Supplied information -
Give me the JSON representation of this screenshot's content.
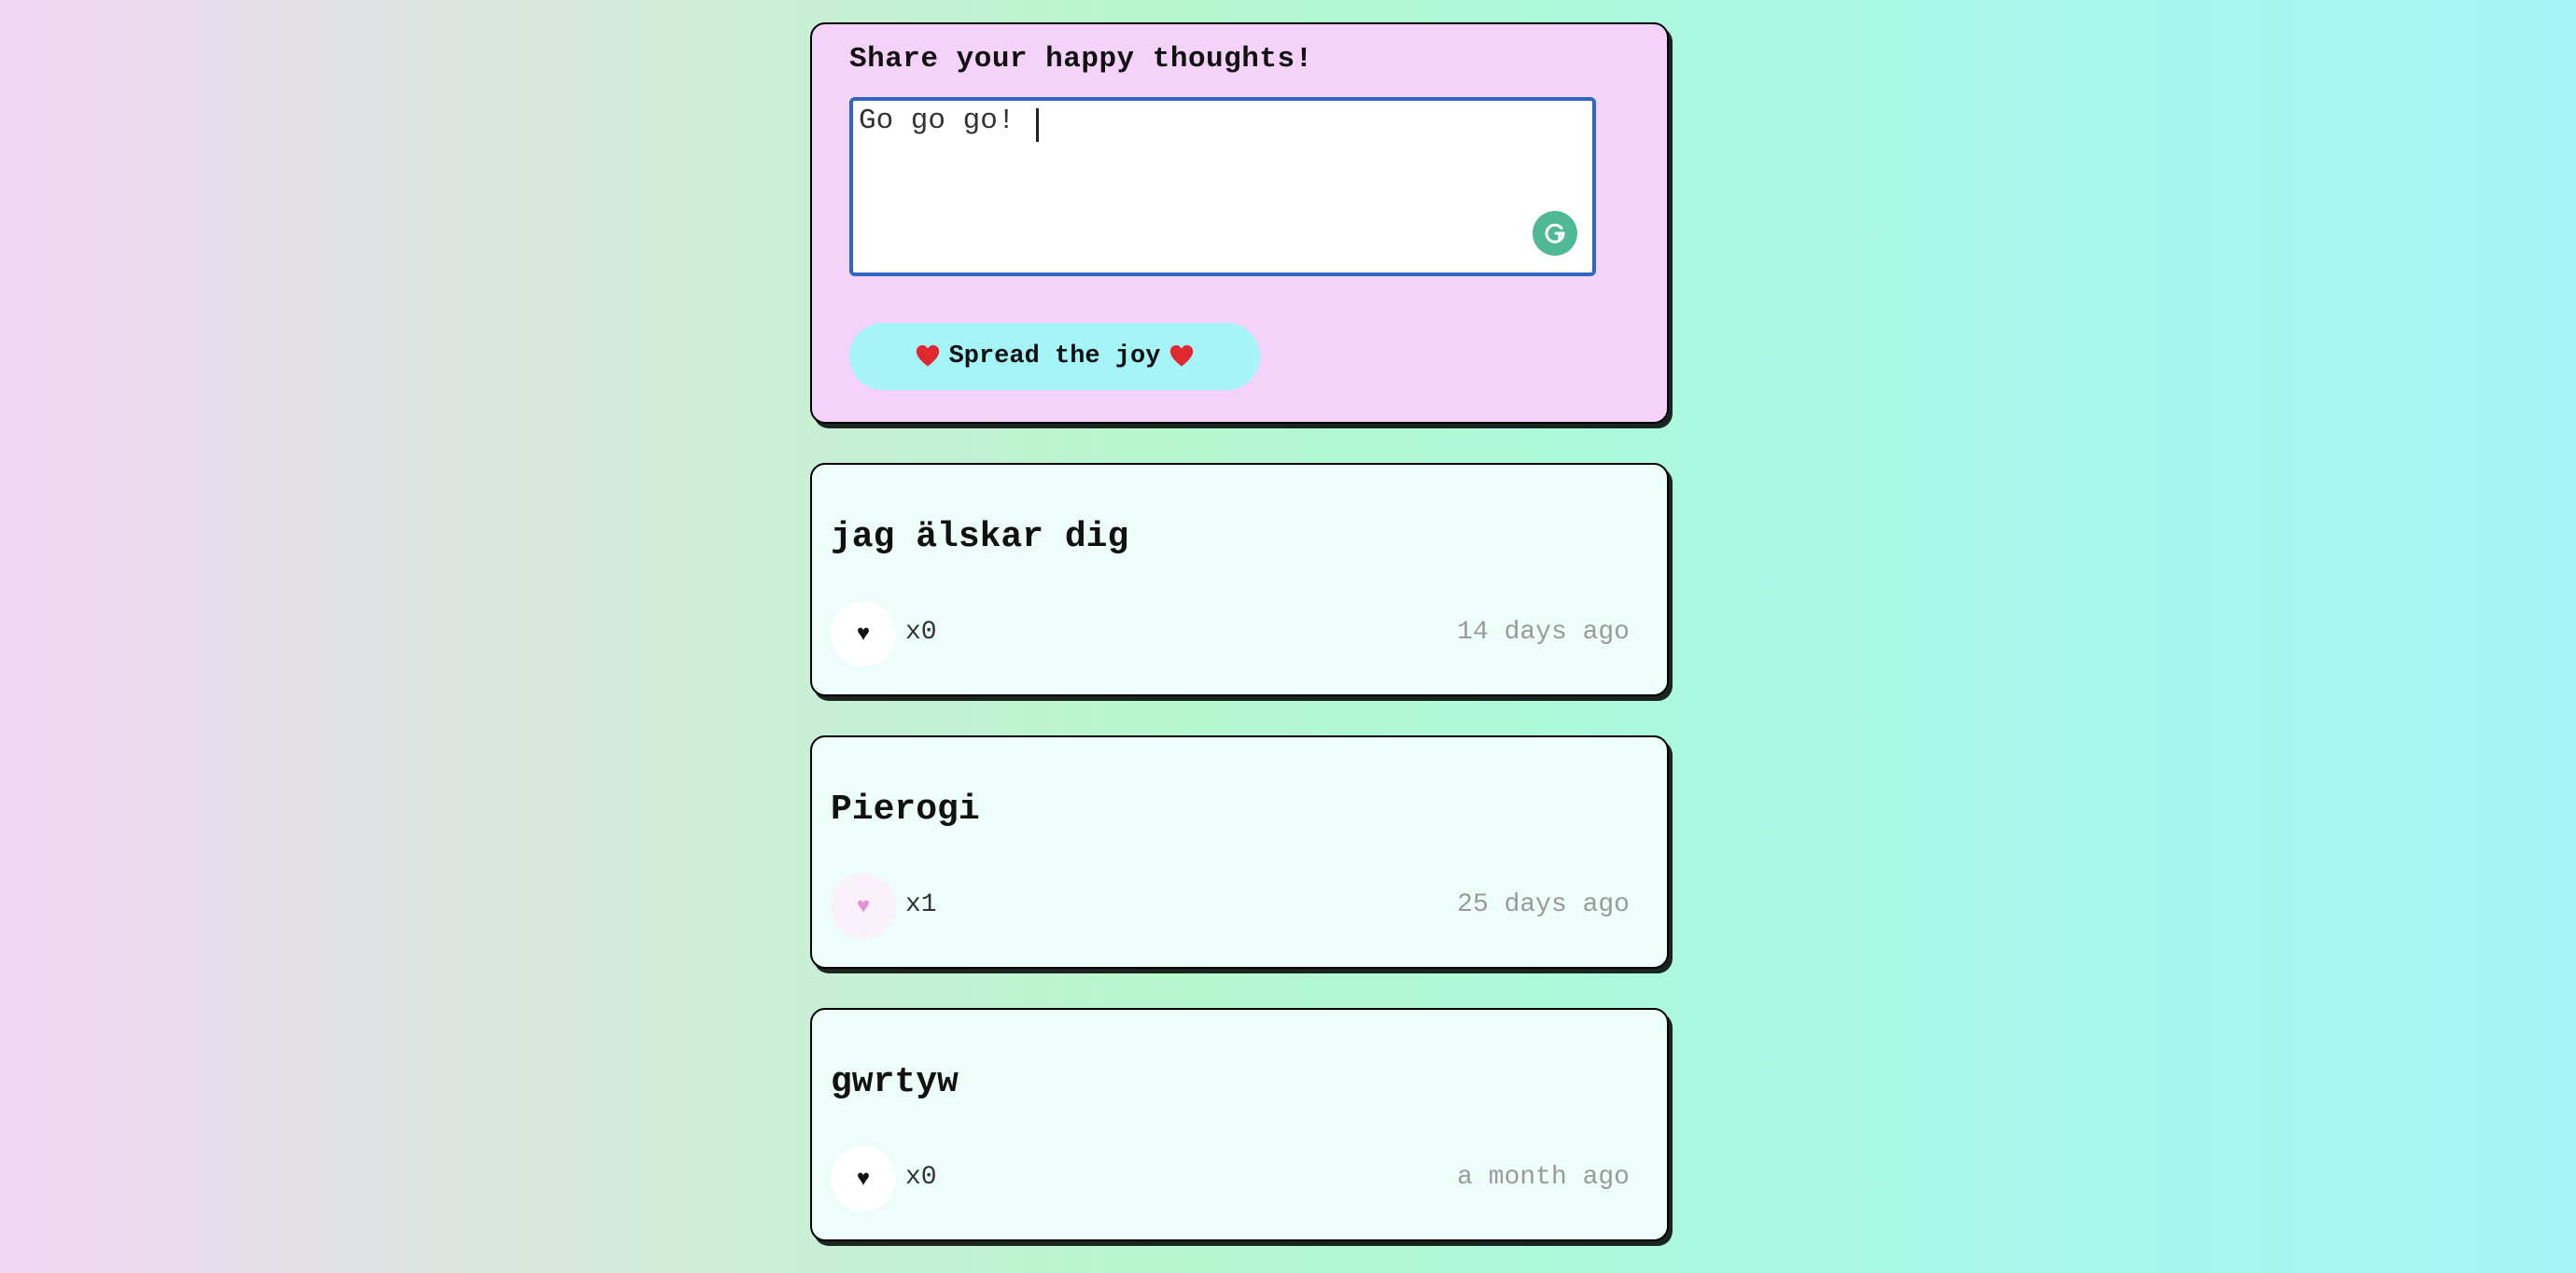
{
  "form": {
    "title": "Share your happy thoughts!",
    "input_value": "Go go go!",
    "submit_label": "Spread the joy",
    "heart_color": "#e0282e"
  },
  "colors": {
    "form_background": "#f5d2f9",
    "button_background": "#a5f5f8",
    "card_background": "#edfdfa",
    "liked_heart": "#e890d8",
    "unliked_heart": "#111111"
  },
  "thoughts": [
    {
      "message": "jag älskar dig",
      "likes": "x0",
      "time": "14 days ago",
      "liked": false
    },
    {
      "message": "Pierogi",
      "likes": "x1",
      "time": "25 days ago",
      "liked": true
    },
    {
      "message": "gwrtyw",
      "likes": "x0",
      "time": "a month ago",
      "liked": false
    }
  ]
}
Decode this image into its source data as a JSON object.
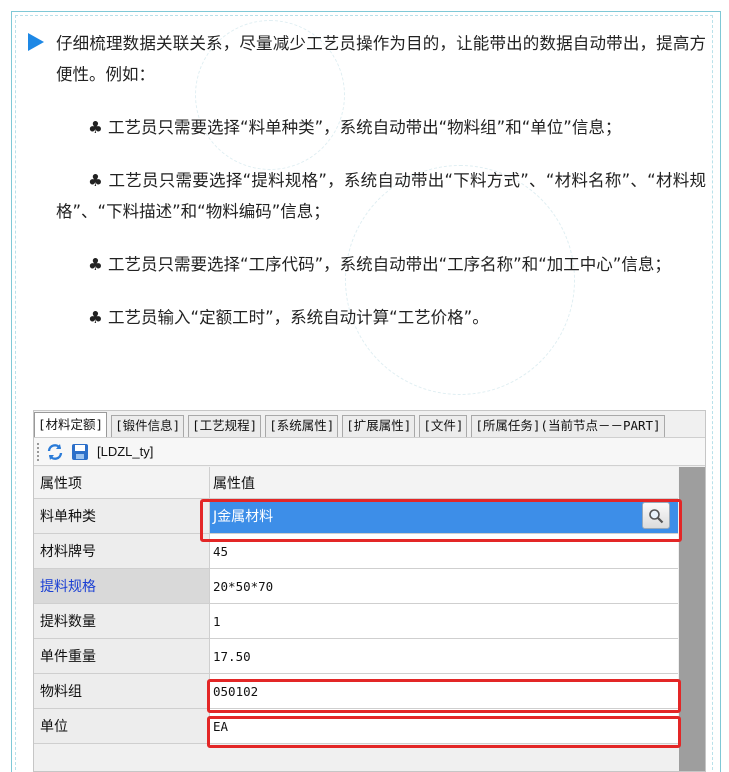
{
  "article": {
    "intro": "仔细梳理数据关联关系，尽量减少工艺员操作为目的，让能带出的数据自动带出，提高方便性。例如：",
    "bullets": [
      {
        "symbol": "♣",
        "text": " 工艺员只需要选择“料单种类”，系统自动带出“物料组”和“单位”信息；"
      },
      {
        "symbol": "♣",
        "text": " 工艺员只需要选择“提料规格”，系统自动带出“下料方式”、“材料名称”、“材料规格”、“下料描述”和“物料编码”信息；"
      },
      {
        "symbol": "♣",
        "text": " 工艺员只需要选择“工序代码”，系统自动带出“工序名称”和“加工中心”信息；"
      },
      {
        "symbol": "♣",
        "text": " 工艺员输入“定额工时”，系统自动计算“工艺价格”。"
      }
    ]
  },
  "tabs": [
    {
      "label": "[材料定额]",
      "active": true
    },
    {
      "label": "[锻件信息]"
    },
    {
      "label": "[工艺规程]"
    },
    {
      "label": "[系统属性]"
    },
    {
      "label": "[扩展属性]"
    },
    {
      "label": "[文件]"
    },
    {
      "label": "[所属任务](当前节点－－PART]"
    }
  ],
  "toolbar": {
    "label": "[LDZL_ty]"
  },
  "grid": {
    "headers": {
      "name": "属性项",
      "value": "属性值"
    },
    "rows": [
      {
        "name": "料单种类",
        "value": "J金属材料"
      },
      {
        "name": "材料牌号",
        "value": "45"
      },
      {
        "name": "提料规格",
        "value": "20*50*70"
      },
      {
        "name": "提料数量",
        "value": "1"
      },
      {
        "name": "单件重量",
        "value": "17.50"
      },
      {
        "name": "物料组",
        "value": "050102"
      },
      {
        "name": "单位",
        "value": "EA"
      }
    ]
  },
  "colors": {
    "accent": "#1e88e5",
    "highlight": "#e32626",
    "selected": "#3d8ee8",
    "link": "#1a3fd4"
  }
}
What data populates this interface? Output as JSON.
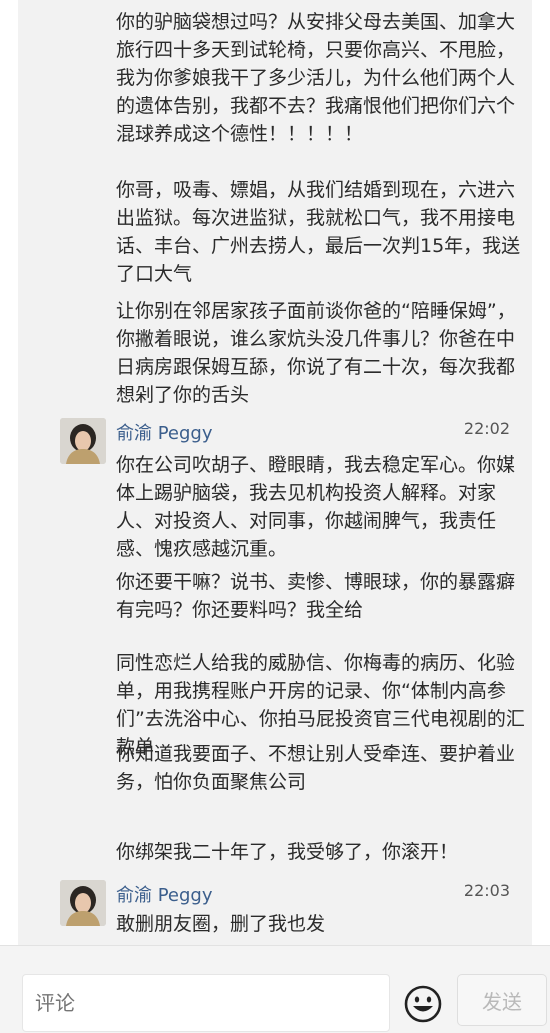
{
  "messages": [
    {
      "paragraphs": [
        "你的驴脑袋想过吗？从安排父母去美国、加拿大旅行四十多天到试轮椅，只要你高兴、不甩脸，我为你爹娘我干了多少活儿，为什么他们两个人的遗体告别，我都不去？我痛恨他们把你们六个混球养成这个德性！！！！！",
        "你哥，吸毒、嫖娼，从我们结婚到现在，六进六出监狱。每次进监狱，我就松口气，我不用接电话、丰台、广州去捞人，最后一次判15年，我送了口大气",
        "让你别在邻居家孩子面前谈你爸的“陪睡保姆”，你撇着眼说，谁么家炕头没几件事儿？你爸在中日病房跟保姆互舔，你说了有二十次，每次我都想剁了你的舌头"
      ]
    },
    {
      "sender": "俞渝 Peggy",
      "time": "22:02",
      "paragraphs": [
        "你在公司吹胡子、瞪眼睛，我去稳定军心。你媒体上踢驴脑袋，我去见机构投资人解释。对家人、对投资人、对同事，你越闹脾气，我责任感、愧疚感越沉重。",
        "你还要干嘛？说书、卖惨、博眼球，你的暴露癖有完吗？你还要料吗？我全给",
        "同性恋烂人给我的威胁信、你梅毒的病历、化验单，用我携程账户开房的记录、你“体制内高参们”去洗浴中心、你拍马屁投资官三代电视剧的汇款单",
        "你知道我要面子、不想让别人受牵连、要护着业务，怕你负面聚焦公司",
        "你绑架我二十年了，我受够了，你滚开！"
      ]
    },
    {
      "sender": "俞渝 Peggy",
      "time": "22:03",
      "paragraphs": [
        "敢删朋友圈，删了我也发"
      ]
    }
  ],
  "comment_bar": {
    "placeholder": "评论",
    "send_label": "发送",
    "emoji_icon": "smiley-face-icon"
  },
  "colors": {
    "chat_bg": "#f2f2f2",
    "sender_name": "#3b5e8c",
    "text": "#2b2b2b",
    "send_disabled": "#b9b9b9"
  }
}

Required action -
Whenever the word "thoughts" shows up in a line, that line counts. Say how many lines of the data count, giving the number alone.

Answer for this exercise -
2